• **REQUIREMENT**
Wherever a line in the data below holds "SOFTWARE", copy that line.

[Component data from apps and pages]
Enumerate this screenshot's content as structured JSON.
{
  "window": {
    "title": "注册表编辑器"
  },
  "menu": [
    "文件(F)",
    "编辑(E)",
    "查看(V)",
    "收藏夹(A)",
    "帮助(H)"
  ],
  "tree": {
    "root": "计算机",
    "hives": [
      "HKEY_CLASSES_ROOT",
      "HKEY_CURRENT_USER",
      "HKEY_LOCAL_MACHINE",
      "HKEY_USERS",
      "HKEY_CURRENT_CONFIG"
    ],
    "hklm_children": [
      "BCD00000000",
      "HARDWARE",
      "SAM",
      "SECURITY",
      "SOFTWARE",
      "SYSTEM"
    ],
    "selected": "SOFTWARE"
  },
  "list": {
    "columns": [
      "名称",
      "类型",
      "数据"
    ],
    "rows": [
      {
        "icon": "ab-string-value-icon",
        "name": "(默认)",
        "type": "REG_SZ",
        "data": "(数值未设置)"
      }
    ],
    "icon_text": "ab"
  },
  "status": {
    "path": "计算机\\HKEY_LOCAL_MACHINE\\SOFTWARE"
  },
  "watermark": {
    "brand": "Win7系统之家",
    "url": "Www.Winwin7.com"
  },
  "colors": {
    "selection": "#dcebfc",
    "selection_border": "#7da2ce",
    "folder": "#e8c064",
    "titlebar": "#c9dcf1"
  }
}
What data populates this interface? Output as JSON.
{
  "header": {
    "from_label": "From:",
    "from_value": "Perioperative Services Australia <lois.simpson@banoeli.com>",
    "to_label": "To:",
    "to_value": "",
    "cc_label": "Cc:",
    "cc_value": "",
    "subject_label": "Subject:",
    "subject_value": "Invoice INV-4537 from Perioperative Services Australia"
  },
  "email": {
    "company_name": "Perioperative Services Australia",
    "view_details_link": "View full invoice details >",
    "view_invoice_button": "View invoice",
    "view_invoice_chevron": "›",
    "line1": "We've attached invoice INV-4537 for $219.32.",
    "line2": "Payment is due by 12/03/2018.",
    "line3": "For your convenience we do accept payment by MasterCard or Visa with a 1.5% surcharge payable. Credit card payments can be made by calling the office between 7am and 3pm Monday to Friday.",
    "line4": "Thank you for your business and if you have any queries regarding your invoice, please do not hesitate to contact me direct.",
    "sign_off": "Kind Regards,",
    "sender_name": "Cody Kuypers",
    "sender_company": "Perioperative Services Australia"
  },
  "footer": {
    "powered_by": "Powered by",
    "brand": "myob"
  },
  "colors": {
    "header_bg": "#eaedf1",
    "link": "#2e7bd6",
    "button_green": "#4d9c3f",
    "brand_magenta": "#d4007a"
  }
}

• **SOLUTION FOR THIS TASK**
      "SOFTWARE",
    "selected": "SOFTWARE"
    "path": "计算机\\HKEY_LOCAL_MACHINE\\SOFTWARE"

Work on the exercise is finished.